Posted on May 27, 2015   |   




When I migrated to Colorado from San Francisco in 1985, our colorful state was colorful in many ways. We had Casa Bonita, a one-of-a-kind hot mess of cliff diving and food that tastes suspiciously like Velveeta. Colfax had more one-off, unique shops and dining choices. Colorado had a funky western flair going, but there was this nagging idea that something was missing.

As years rolled by, there started to be dissatisfaction with our possibilities. Or it seemed that way when the first Krispy Kreme came to town. The media was all North Carolina donut icon as if it was a savior of sorts. But why? What were we missing? How did we manage through day-to-day life without this sugar overloaded, hello diabetes brand? After all, it was just a donut. Well, Canton’s Dunkin’ Donuts and Portland’s Voodoo Doughnuts followed suit by bringing their cult-like brands to Colorado.

Remember the hype when Ikea opened? When the doors opened, Colorado dialed up their bragging rights for higher culture and self-assembly furniture imported from Sweden. Again, the media swarmed all over the grand opening. It must have been a slow news day or clever public relations at hand as store openings usually don’t garnish top stories on news outlets.

I was also thinking about In-N-Out Burger. I like it. It’s good. Coloradoans have raised campaigns to open one here. To date, nada. We still have our locally invented SmashBurgerFive Guys, Johnny Rockets, Larkburger, and Fatburger have also opened up a few locations, while one-off favorites like Edge, Linger, Punch Bowl, Grind, Candlelight, Crave, Bang, and Park Burger provide further options. Yet Coloradans still yearn for the day In-N-Out Burger arrives.

This leaves me with Trader Joe’s from California. Their first store opened in 1967, the year I was born. It evolved from nothing more than a 7-Eleven clone store. Is it just another grocery store, or a concept turned on its head? Don’t forget, we also had our first Natural Grocers in 1955, not to mention Whole Foods and Sprouts in our recent past. Like all consumers, we have brand preferences and there always seems to be a donut shop, hamburger joint or grocery store to align with.

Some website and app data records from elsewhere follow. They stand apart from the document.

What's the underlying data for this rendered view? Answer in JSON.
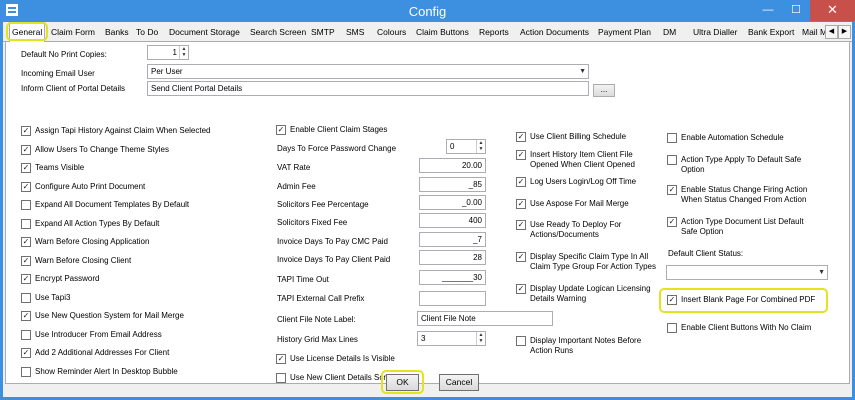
{
  "window": {
    "title": "Config",
    "min_glyph": "—",
    "max_glyph": "☐",
    "close_glyph": "✕"
  },
  "tabs": [
    "General",
    "Claim Form",
    "Banks",
    "To Do",
    "Document Storage",
    "Search Screen",
    "SMTP",
    "SMS",
    "Colours",
    "Claim Buttons",
    "Reports",
    "Action Documents",
    "Payment Plan",
    "DM",
    "Ultra Dialler",
    "Bank Export",
    "Mail M"
  ],
  "tab_scroll": {
    "left": "◀",
    "right": "▶"
  },
  "general": {
    "default_no_print_copies": {
      "label": "Default No Print Copies:",
      "value": "1"
    },
    "incoming_email_user": {
      "label": "Incoming Email User",
      "value": "Per User"
    },
    "inform_client": {
      "label": "Inform Client of Portal Details",
      "value": "Send Client Portal Details",
      "button": "..."
    }
  },
  "col1": [
    {
      "label": "Assign Tapi History Against Claim When Selected",
      "checked": true
    },
    {
      "label": "Allow Users To Change Theme Styles",
      "checked": true
    },
    {
      "label": "Teams Visible",
      "checked": true
    },
    {
      "label": "Configure Auto Print Document",
      "checked": true
    },
    {
      "label": "Expand All Document Templates By Default",
      "checked": false
    },
    {
      "label": "Expand All Action Types By Default",
      "checked": false
    },
    {
      "label": "Warn Before Closing Application",
      "checked": true
    },
    {
      "label": "Warn Before Closing Client",
      "checked": true
    },
    {
      "label": "Encrypt Password",
      "checked": true
    },
    {
      "label": "Use Tapi3",
      "checked": false
    },
    {
      "label": "Use New Question System for Mail Merge",
      "checked": true
    },
    {
      "label": "Use Introducer From Email Address",
      "checked": false
    },
    {
      "label": "Add 2 Additional Addresses For Client",
      "checked": true
    },
    {
      "label": "Show Reminder Alert In Desktop Bubble",
      "checked": false
    }
  ],
  "col2": {
    "enable_client_claim_stages": {
      "label": "Enable Client Claim Stages",
      "checked": true
    },
    "fields": [
      {
        "label": "Days To Force Password Change",
        "value": "0"
      },
      {
        "label": "VAT Rate",
        "value": "20.00"
      },
      {
        "label": "Admin Fee",
        "value": "_85"
      },
      {
        "label": "Solicitors Fee Percentage",
        "value": "_0.00"
      },
      {
        "label": "Solicitors Fixed Fee",
        "value": "400"
      },
      {
        "label": "Invoice Days To Pay CMC Paid",
        "value": "_7"
      },
      {
        "label": "Invoice Days To Pay Client Paid",
        "value": "28"
      },
      {
        "label": "TAPI Time Out",
        "value": "_______30"
      },
      {
        "label": "TAPI External Call Prefix",
        "value": ""
      }
    ],
    "client_file_note": {
      "label": "Client File Note Label:",
      "value": "Client File Note"
    },
    "history_grid": {
      "label": "History Grid Max Lines",
      "value": "3"
    },
    "use_license_details": {
      "label": "Use License Details Is Visible",
      "checked": true
    },
    "use_new_client_details": {
      "label": "Use New Client Details Screen",
      "checked": false
    }
  },
  "col3": [
    {
      "label": "Use Client Billing Schedule",
      "checked": true
    },
    {
      "label": "Insert History Item Client File Opened When Client Opened",
      "checked": true
    },
    {
      "label": "Log Users Login/Log Off Time",
      "checked": true
    },
    {
      "label": "Use Aspose For Mail Merge",
      "checked": true
    },
    {
      "label": "Use Ready To Deploy For Actions/Documents",
      "checked": true
    },
    {
      "label": "Display Specific Claim Type In All Claim Type Group For Action Types",
      "checked": true
    },
    {
      "label": "Display Update Logican Licensing Details Warning",
      "checked": true
    },
    {
      "label": "Display Important Notes Before Action Runs",
      "checked": false
    }
  ],
  "col4": [
    {
      "label": "Enable Automation Schedule",
      "checked": false
    },
    {
      "label": "Action Type Apply To Default Safe Option",
      "checked": false
    },
    {
      "label": "Enable Status Change Firing Action When Status Changed From Action",
      "checked": true
    },
    {
      "label": "Action Type Document List Default Safe Option",
      "checked": true
    }
  ],
  "default_client_status": {
    "label": "Default Client Status:",
    "value": ""
  },
  "insert_blank_page": {
    "label": "Insert Blank Page For Combined PDF",
    "checked": true
  },
  "enable_client_buttons": {
    "label": "Enable Client Buttons With No Claim",
    "checked": false
  },
  "footer": {
    "ok": "OK",
    "cancel": "Cancel"
  },
  "colors": {
    "title_bar": "#3d8fe0",
    "close": "#c7504b",
    "highlight": "#e3e31f"
  }
}
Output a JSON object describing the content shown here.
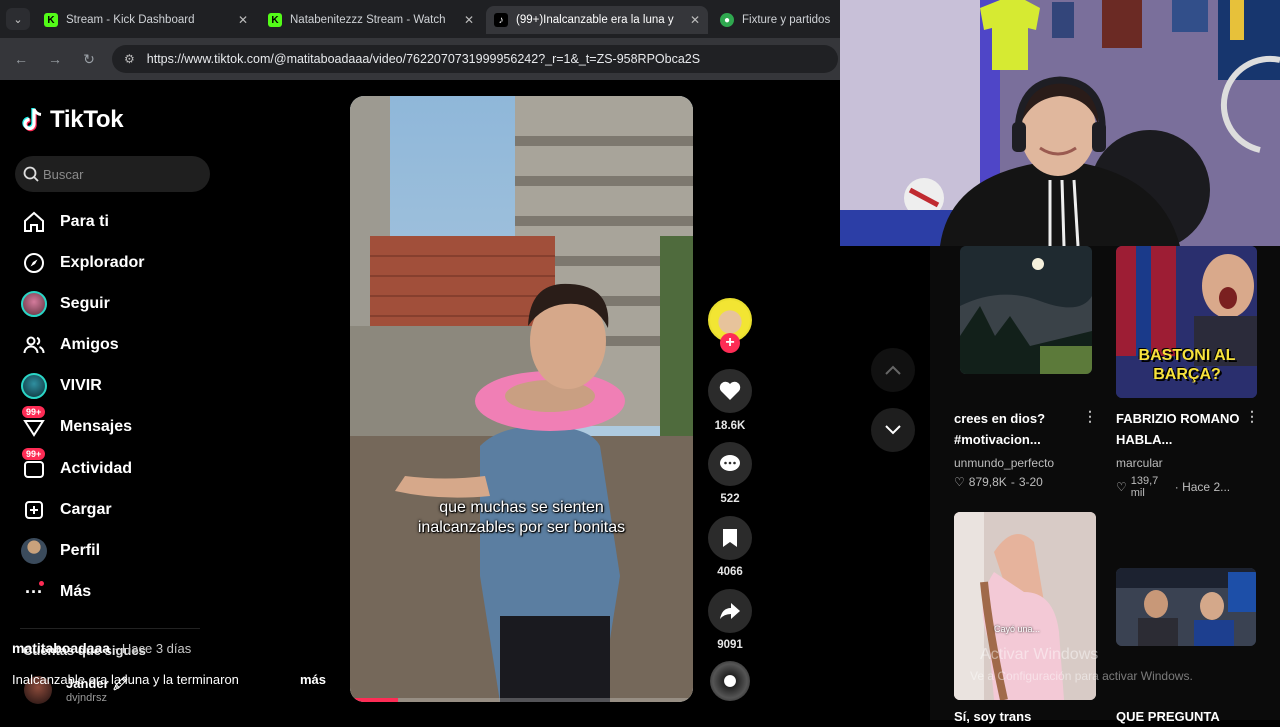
{
  "browser": {
    "tabs": [
      {
        "title": "Stream - Kick Dashboard",
        "icon": "kick-icon",
        "active": false
      },
      {
        "title": "Natabenitezzz Stream - Watch",
        "icon": "kick-icon",
        "active": false
      },
      {
        "title": "(99+)Inalcanzable era la luna y",
        "icon": "tiktok-icon",
        "active": true
      },
      {
        "title": "Fixture y partidos de",
        "icon": "globe-icon",
        "active": false
      }
    ],
    "url": "https://www.tiktok.com/@matitaboadaaa/video/7622070731999956242?_r=1&_t=ZS-958RPObca2S"
  },
  "tiktok": {
    "logo_text": "TikTok",
    "search_placeholder": "Buscar",
    "nav": [
      {
        "label": "Para ti",
        "icon": "home-icon"
      },
      {
        "label": "Explorador",
        "icon": "compass-icon"
      },
      {
        "label": "Seguir",
        "icon": "avatar-icon"
      },
      {
        "label": "Amigos",
        "icon": "friends-icon"
      },
      {
        "label": "VIVIR",
        "icon": "live-icon"
      },
      {
        "label": "Mensajes",
        "icon": "messages-icon",
        "badge": "99+"
      },
      {
        "label": "Actividad",
        "icon": "activity-icon",
        "badge": "99+"
      },
      {
        "label": "Cargar",
        "icon": "upload-icon"
      },
      {
        "label": "Perfil",
        "icon": "profile-icon"
      },
      {
        "label": "Más",
        "icon": "more-icon"
      }
    ],
    "following_title": "Cuentas que sigues",
    "following": [
      {
        "name": "Jander 🖍",
        "handle": "dvjndrsz"
      }
    ]
  },
  "video": {
    "caption_lines": [
      "que muchas se sienten",
      "inalcanzables por ser bonitas"
    ],
    "author": "matitaboadaaa",
    "age": "· Hace 3 días",
    "description": "Inalcanzable era la luna y la terminaron",
    "more": "más",
    "progress": 0.14,
    "likes": "18.6K",
    "comments": "522",
    "saves": "4066",
    "shares": "9091"
  },
  "recommendations": [
    {
      "title": "crees en dios? #motivacion...",
      "user": "unmundo_perfecto",
      "likes": "879,8K",
      "date": "3-20"
    },
    {
      "title": "FABRIZIO ROMANO HABLA...",
      "user": "marcular",
      "likes": "139,7 mil",
      "date": "· Hace 2...",
      "thumb_text": "BASTONI AL BARÇA?"
    },
    {
      "title": "Sí, soy trans",
      "overlay": "Cayó una...",
      "user": "",
      "likes": "",
      "date": ""
    },
    {
      "title": "QUE PREGUNTA",
      "user": "",
      "likes": "",
      "date": ""
    }
  ],
  "windows_watermark": {
    "line1": "Activar Windows",
    "line2": "Ve a Configuración para activar Windows."
  },
  "colors": {
    "accent": "#fe2c55",
    "background": "#000000",
    "chrome": "#35363a"
  }
}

There are two kinds of Coloradoans: natives and transplants. Locals want what other states have to validate our worthiness as a growing, thriving place to live and raise our families. They don’t want to live in a second best place. Transplants celebrate regional and national brands that open their doors because it’s a familiar smell in the air, a taste that only can be satiated with brand x, y or z.

Since living here for nineteen years, I’ve seen the landscape populated by most of the popular brands. I can be assured that when I travel that I always find the comfort of a national brand in Any City, USA. But what I realized I missed was traveling to different cities and discovering a regional treasure that I could only find there. Fifty states all seem the same now. Very few cities have maintained a locally branded flavor, tone or textured landscape.

What makes Colorado unique today? There must be a theme we can hang our modern western hats on. It seems like the only thing the media outside of Colorado focuses on is Rocky Mountain Oysters; our claim to fame deep fried calf testicles. Is this the best we can come up with?

For now, I’ll have to go to California for an In-N-Burger and New Orleans for authentic Cajun cuisine and beignets. Perhaps it doesn’t matter now that we can buy a mashed-up concoction of gingerbread cookies and almond butter at Trader Joe’s. Life is complete. Right?